Lee can count the number of off-speed pitches he threw in his first three outings on one hand – the number is four, by the way, three sliders and one changeup.
He was finding success with his two-seam fastball, which tails down and in on a right-hander, inducing ground balls and swings and misses.
“He’s from down low, so his fastball has a lot of run toward the inside of a righty and down, which is good,” Thurman said. “It’s caused a lot of ground balls.”
He’s been working on his changeup, which he added to his repertoire this offseason, a process he says has been difficult.
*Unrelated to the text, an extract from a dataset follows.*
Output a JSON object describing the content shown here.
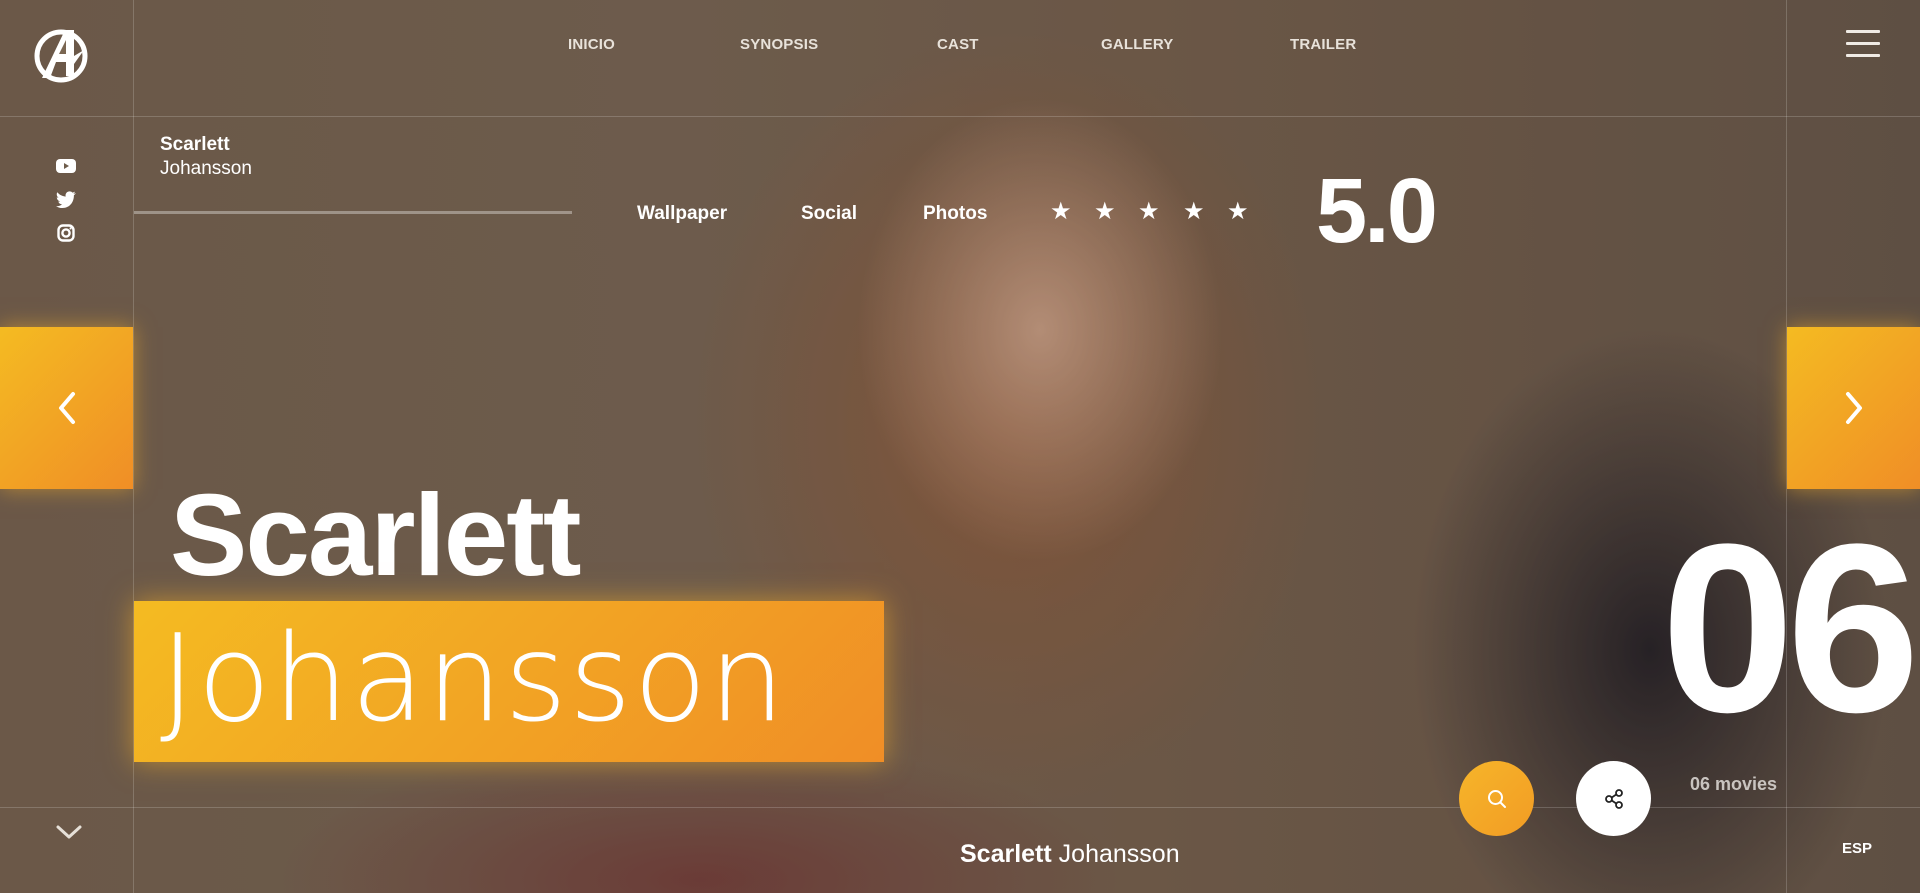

But it’s improving.
“That pitch is starting to get a lot better,” Thurman said. “He’s starting to be able to place it and throw it for strikes, and also whenever he needs to, to get it down low to where they’ll be able to swing over the top of it.”
But his knee-buckling slider is his moneymaker, the one that’s still — like nearly everything with Lee — in the early stages of development.
Now all that remains to be seen is how long Lee and his slider can remain a secret.
DEVELOPMENT THROUGH THE YEARS
Here’s a year-by-year look at Lee’s development as a pitcher. He was a high school infielder who transitioned to pitching in his freshman year of junior college — and he had a rough go of it. He was cut after his lone season at Southwest Mississippi, and his baseball career was on its last legs at Pearl River. But there, Lee switched to a sidearm delivery, and he’s found new life.
2013 season at Southwest Mississippi CC
1-1, 17.2 IP, 21 H, 22 R, 16 ER, 10 BB, 20 K, 6.34 ERA
2014 season at Pearl River CC
1-2, 36.1 IP, 32 H, 19 R, 11 ER, 15 BB, 26 K, 2.72 ERA, 2 saves
2015 season with the Ragin’ Cajuns
0-0, 10.1 IP, 5 H, 1 R, 1 ER, 2 BB, 11 K, 0.87 ERA, 2 saves
PITCH TO CONTACT — UNLESS THEY CAN’T HIT IT
Lee’s strikeout numbers are at a career-best rate through four appearances, but it’s not specifically what he excels at. Coach Tony Robichaux likes how aggressive he is in the strike zone, where the sinking movement on his other pitches induces plenty of ground ball outs. Here is a game-by-game look at how Lee’s outs break down.
Feb. 14 @ UTSA: 2.1 IP, 1 H, 0 R, 0 BB, 1 K
- Eight batters faced, 3 fly outs, 3 ground outs
Feb. 18 @ Northwestern State: 1.2 IP, 0 H, 0 R, 0 BB, 2 K
- Five batters faced, 3 ground outs
Feb. 20 vs Stony Brook: 3 IP, 1 H, 0 R, 0 BB, 3 K
- 10 batters faced, 1 fly out, 5 ground outs
Feb 24 vs McNeese State: 3.1 IP, 3 H, 1 R, 1 ER, 2 BB, 5 K
- 14 batters faced, 1 fly out, 3 ground outs
Season break down: 37 batters faced, 5 H, 2 BB, 11 K, 5 fly outs, 14 ground outs
That gives Lee a ground ball percentage (ground balls/balls in play) of 58.3 percent. That’s good. It’s a small sample size, and the level of talent is obviously different, but just for a base of reference, if that were being done in the major leagues, it would’ve qualified as the third highest percentage in the league.